## PROBLEM DETAILS
Which lines of the data below contain "value"? Please show them all.

[EXTRACTED MATERIAL Boundary: Start]

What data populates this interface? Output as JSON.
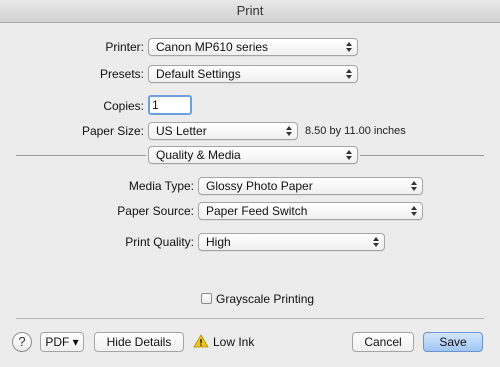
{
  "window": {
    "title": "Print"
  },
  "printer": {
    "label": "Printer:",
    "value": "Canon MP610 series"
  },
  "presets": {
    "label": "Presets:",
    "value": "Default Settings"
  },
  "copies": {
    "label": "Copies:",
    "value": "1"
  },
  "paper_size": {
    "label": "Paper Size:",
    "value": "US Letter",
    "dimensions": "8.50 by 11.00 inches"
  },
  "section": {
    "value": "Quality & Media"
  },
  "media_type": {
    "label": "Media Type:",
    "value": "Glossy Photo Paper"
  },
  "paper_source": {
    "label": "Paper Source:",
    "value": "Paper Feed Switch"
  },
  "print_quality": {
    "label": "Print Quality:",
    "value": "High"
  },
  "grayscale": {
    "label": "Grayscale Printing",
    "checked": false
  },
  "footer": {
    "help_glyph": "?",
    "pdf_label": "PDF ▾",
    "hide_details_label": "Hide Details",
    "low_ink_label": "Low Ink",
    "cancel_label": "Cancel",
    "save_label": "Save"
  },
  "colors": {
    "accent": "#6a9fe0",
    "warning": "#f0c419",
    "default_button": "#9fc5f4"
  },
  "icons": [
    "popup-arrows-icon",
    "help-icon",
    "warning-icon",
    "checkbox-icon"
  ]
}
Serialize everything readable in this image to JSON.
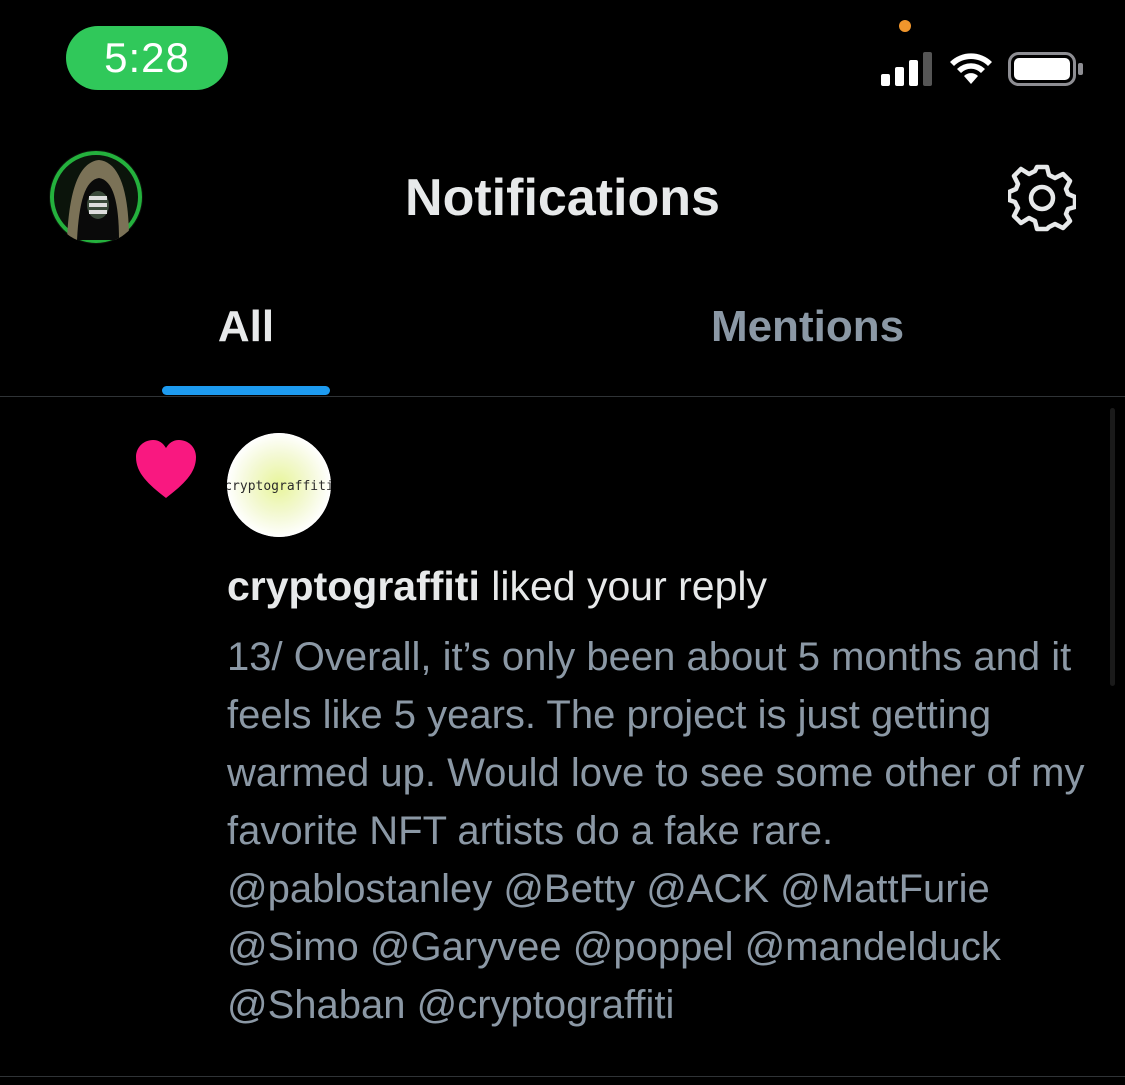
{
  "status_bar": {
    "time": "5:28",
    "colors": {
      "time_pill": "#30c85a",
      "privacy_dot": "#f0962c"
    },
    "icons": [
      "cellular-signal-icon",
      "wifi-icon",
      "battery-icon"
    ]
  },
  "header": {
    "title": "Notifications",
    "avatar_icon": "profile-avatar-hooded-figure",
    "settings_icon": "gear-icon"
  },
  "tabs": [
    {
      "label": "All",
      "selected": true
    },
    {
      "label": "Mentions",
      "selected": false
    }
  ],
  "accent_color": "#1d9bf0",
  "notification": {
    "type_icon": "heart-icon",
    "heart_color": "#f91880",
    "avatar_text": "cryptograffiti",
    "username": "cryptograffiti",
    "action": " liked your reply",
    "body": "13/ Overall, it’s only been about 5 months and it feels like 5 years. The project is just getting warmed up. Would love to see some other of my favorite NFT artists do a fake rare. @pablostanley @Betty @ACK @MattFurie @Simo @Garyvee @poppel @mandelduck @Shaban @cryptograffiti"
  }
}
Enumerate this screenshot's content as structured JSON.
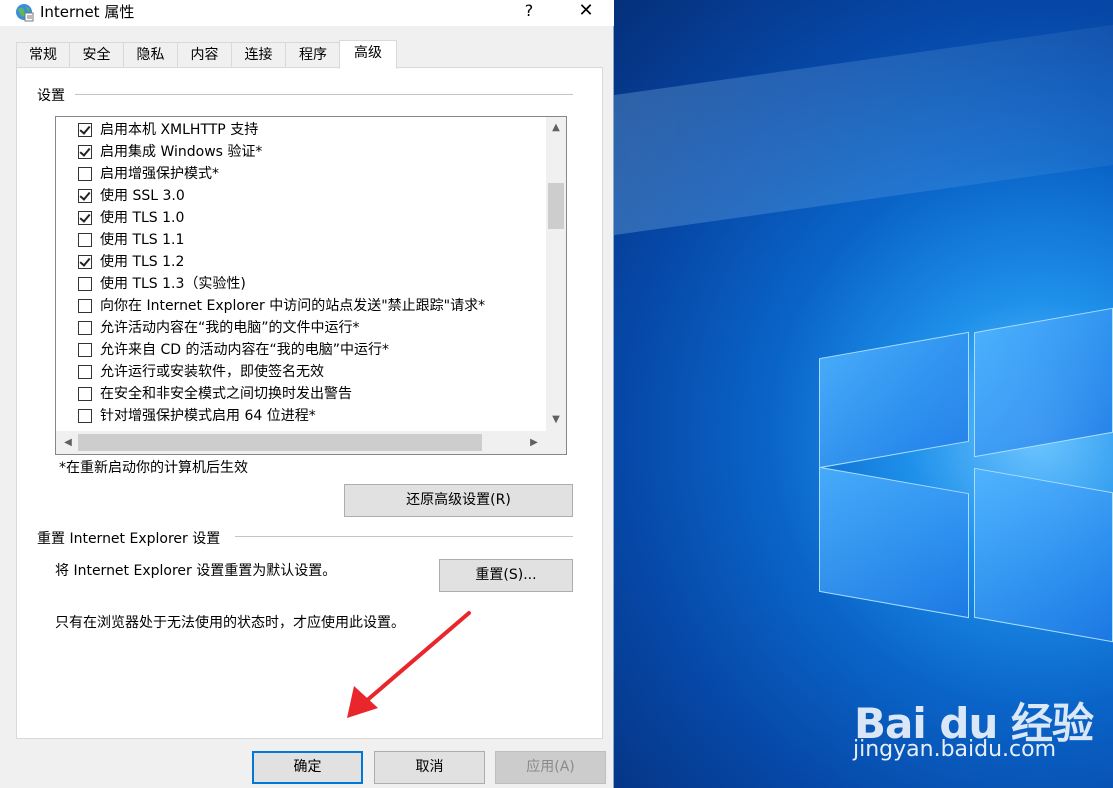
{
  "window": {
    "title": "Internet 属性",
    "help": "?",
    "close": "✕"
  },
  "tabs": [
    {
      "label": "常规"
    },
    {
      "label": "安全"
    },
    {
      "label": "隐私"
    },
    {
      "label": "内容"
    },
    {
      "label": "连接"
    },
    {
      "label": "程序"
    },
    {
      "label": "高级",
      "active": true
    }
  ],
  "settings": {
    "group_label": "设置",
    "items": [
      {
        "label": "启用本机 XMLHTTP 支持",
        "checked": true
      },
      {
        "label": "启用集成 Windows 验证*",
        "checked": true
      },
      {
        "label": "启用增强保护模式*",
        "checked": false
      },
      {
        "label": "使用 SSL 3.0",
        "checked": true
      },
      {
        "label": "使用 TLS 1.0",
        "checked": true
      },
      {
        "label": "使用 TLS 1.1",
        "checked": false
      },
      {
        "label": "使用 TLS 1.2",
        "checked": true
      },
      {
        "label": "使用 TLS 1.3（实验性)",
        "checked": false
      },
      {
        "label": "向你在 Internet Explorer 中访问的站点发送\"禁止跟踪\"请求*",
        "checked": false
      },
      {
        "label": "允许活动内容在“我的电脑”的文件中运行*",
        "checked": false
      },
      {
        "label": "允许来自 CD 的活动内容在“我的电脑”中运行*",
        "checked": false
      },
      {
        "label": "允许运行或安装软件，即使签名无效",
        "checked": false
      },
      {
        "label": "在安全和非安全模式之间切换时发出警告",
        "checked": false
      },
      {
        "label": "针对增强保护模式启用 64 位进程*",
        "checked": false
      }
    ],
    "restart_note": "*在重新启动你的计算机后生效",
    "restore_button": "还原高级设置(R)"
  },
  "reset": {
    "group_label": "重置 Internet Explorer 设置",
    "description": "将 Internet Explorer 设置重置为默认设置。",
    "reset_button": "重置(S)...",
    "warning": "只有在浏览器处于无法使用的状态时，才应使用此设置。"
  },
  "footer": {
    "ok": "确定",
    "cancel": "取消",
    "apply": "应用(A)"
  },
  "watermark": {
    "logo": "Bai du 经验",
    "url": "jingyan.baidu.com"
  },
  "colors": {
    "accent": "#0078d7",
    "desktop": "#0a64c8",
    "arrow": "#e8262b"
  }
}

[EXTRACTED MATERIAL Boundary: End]

## REPLY
    "value": "Canon MP610 series"
    "value": "Default Settings"
    "value": "1"
    "value": "US Letter",
    "value": "Quality & Media"
    "value": "Glossy Photo Paper"
    "value": "Paper Feed Switch"
    "value": "High"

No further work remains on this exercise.